Problem to solve = Every record is to be duplicated exactly as it reads, without its images.

Given records =
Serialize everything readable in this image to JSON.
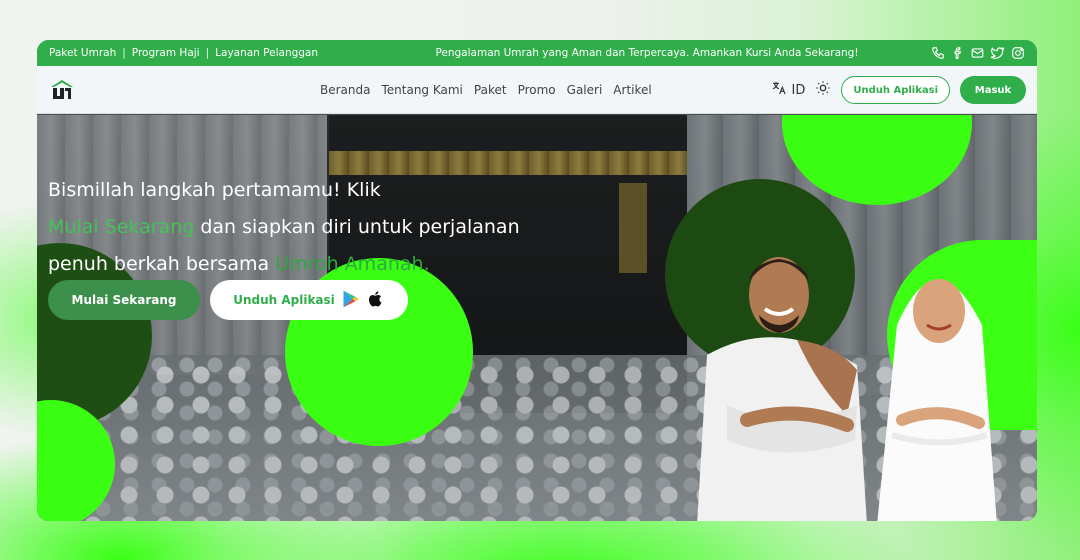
{
  "topbar": {
    "links": [
      "Paket Umrah",
      "Program Haji",
      "Layanan Pelanggan"
    ],
    "separator": "|",
    "tagline": "Pengalaman Umrah yang Aman dan Terpercaya. Amankan Kursi Anda Sekarang!",
    "social_icons": [
      "phone-icon",
      "facebook-icon",
      "mail-icon",
      "twitter-icon",
      "instagram-icon"
    ]
  },
  "nav": {
    "menu": [
      "Beranda",
      "Tentang Kami",
      "Paket",
      "Promo",
      "Galeri",
      "Artikel"
    ],
    "language": "ID",
    "download_label": "Unduh Aplikasi",
    "login_label": "Masuk"
  },
  "hero": {
    "line1": "Bismillah langkah pertamamu! Klik",
    "line2_highlight": "Mulai Sekarang",
    "line2_rest": " dan siapkan diri untuk perjalanan",
    "line3_start": "penuh berkah bersama ",
    "line3_highlight": "Umroh Amanah.",
    "cta_primary": "Mulai Sekarang",
    "cta_secondary": "Unduh Aplikasi"
  },
  "colors": {
    "brand_green": "#2fae4a",
    "accent_lime": "#3bff12",
    "dark_green": "#1d4a12"
  }
}
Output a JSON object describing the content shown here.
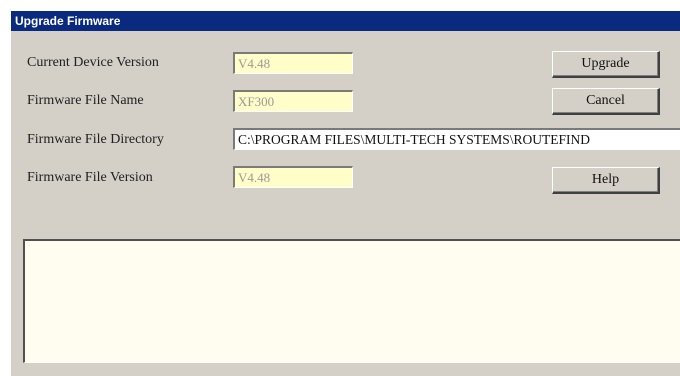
{
  "window": {
    "title": "Upgrade Firmware"
  },
  "fields": {
    "current_device_version": {
      "label": "Current Device Version",
      "value": "V4.48"
    },
    "firmware_file_name": {
      "label": "Firmware File Name",
      "value": "XF300"
    },
    "firmware_file_directory": {
      "label": "Firmware File Directory",
      "value": "C:\\PROGRAM FILES\\MULTI-TECH SYSTEMS\\ROUTEFIND"
    },
    "firmware_file_version": {
      "label": "Firmware File Version",
      "value": "V4.48"
    }
  },
  "buttons": {
    "upgrade": "Upgrade",
    "cancel": "Cancel",
    "help": "Help"
  },
  "log": {
    "text": ""
  },
  "colors": {
    "titlebar": "#0a2a80",
    "dialog_bg": "#d4d0c8",
    "field_bg": "#fffdc8",
    "log_bg": "#fffdf0"
  }
}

Answer to this exercise =
Serialize everything readable in this image to JSON.
{
  "topbar": {
    "links": [
      "Paket Umrah",
      "Program Haji",
      "Layanan Pelanggan"
    ],
    "separator": "|",
    "tagline": "Pengalaman Umrah yang Aman dan Terpercaya. Amankan Kursi Anda Sekarang!",
    "social_icons": [
      "phone-icon",
      "facebook-icon",
      "mail-icon",
      "twitter-icon",
      "instagram-icon"
    ]
  },
  "nav": {
    "menu": [
      "Beranda",
      "Tentang Kami",
      "Paket",
      "Promo",
      "Galeri",
      "Artikel"
    ],
    "language": "ID",
    "download_label": "Unduh Aplikasi",
    "login_label": "Masuk"
  },
  "hero": {
    "line1": "Bismillah langkah pertamamu! Klik",
    "line2_highlight": "Mulai Sekarang",
    "line2_rest": " dan siapkan diri untuk perjalanan",
    "line3_start": "penuh berkah bersama ",
    "line3_highlight": "Umroh Amanah.",
    "cta_primary": "Mulai Sekarang",
    "cta_secondary": "Unduh Aplikasi"
  },
  "colors": {
    "brand_green": "#2fae4a",
    "accent_lime": "#3bff12",
    "dark_green": "#1d4a12"
  }
}
Output a JSON object describing the content shown here.
{
  "window": {
    "title": "Upgrade Firmware"
  },
  "fields": {
    "current_device_version": {
      "label": "Current Device Version",
      "value": "V4.48"
    },
    "firmware_file_name": {
      "label": "Firmware File Name",
      "value": "XF300"
    },
    "firmware_file_directory": {
      "label": "Firmware File Directory",
      "value": "C:\\PROGRAM FILES\\MULTI-TECH SYSTEMS\\ROUTEFIND"
    },
    "firmware_file_version": {
      "label": "Firmware File Version",
      "value": "V4.48"
    }
  },
  "buttons": {
    "upgrade": "Upgrade",
    "cancel": "Cancel",
    "help": "Help"
  },
  "log": {
    "text": ""
  },
  "colors": {
    "titlebar": "#0a2a80",
    "dialog_bg": "#d4d0c8",
    "field_bg": "#fffdc8",
    "log_bg": "#fffdf0"
  }
}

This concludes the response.